--- EXERCISE ---
Report all lines from the entries below in which "diferença" appears.

*** SOURCE MATERIAL Section Begins ***

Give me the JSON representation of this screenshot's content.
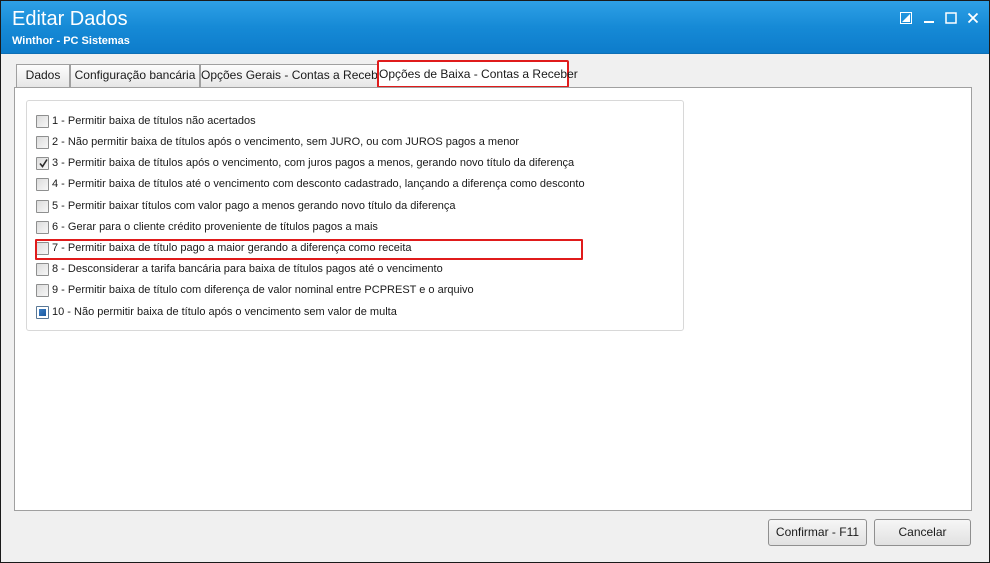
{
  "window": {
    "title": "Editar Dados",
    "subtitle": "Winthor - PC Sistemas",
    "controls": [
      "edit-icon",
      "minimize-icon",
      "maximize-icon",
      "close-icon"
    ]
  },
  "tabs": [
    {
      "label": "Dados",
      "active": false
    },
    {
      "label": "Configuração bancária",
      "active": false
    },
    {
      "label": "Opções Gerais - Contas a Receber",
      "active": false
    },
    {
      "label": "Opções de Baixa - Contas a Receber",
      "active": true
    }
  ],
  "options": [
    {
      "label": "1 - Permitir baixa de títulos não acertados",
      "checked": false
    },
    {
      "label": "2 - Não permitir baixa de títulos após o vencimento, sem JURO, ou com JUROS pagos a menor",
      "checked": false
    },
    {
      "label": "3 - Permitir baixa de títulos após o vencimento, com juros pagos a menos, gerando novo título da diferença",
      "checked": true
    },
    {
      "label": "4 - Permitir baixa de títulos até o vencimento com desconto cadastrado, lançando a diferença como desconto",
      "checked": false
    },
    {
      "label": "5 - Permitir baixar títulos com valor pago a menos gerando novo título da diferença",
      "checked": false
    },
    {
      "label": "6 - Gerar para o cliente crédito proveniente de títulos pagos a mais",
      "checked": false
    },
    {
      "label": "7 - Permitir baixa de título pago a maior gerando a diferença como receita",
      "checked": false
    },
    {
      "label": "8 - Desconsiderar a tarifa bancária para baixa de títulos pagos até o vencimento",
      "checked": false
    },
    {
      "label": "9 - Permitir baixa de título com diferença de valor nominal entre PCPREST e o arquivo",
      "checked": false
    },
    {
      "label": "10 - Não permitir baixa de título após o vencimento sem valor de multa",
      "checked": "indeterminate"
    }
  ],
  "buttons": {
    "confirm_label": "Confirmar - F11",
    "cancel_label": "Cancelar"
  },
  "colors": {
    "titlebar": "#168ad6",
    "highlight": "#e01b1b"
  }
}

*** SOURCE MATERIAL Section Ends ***
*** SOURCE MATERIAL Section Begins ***

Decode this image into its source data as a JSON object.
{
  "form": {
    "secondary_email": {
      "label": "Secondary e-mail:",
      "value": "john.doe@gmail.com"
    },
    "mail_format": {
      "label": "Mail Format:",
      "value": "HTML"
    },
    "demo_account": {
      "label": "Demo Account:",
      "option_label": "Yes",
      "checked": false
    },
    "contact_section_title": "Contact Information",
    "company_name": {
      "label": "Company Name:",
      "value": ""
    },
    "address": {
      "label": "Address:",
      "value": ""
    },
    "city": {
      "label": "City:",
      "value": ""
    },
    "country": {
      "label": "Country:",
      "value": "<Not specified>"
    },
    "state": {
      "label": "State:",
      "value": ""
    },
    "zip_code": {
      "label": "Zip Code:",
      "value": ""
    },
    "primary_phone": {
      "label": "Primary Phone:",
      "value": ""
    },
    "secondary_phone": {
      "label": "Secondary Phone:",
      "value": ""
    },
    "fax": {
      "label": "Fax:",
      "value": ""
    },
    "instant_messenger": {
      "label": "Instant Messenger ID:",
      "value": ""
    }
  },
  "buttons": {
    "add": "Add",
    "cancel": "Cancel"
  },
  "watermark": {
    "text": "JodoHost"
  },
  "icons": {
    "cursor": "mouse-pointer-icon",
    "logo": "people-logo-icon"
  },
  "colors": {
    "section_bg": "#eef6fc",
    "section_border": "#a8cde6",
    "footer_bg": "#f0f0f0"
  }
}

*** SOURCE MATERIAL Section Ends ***

--- SOLUTION TO THE PROBLEM ---
      "label": "3 - Permitir baixa de títulos após o vencimento, com juros pagos a menos, gerando novo título da diferença",
      "label": "4 - Permitir baixa de títulos até o vencimento com desconto cadastrado, lançando a diferença como desconto",
      "label": "5 - Permitir baixar títulos com valor pago a menos gerando novo título da diferença",
      "label": "7 - Permitir baixa de título pago a maior gerando a diferença como receita",
      "label": "9 - Permitir baixa de título com diferença de valor nominal entre PCPREST e o arquivo",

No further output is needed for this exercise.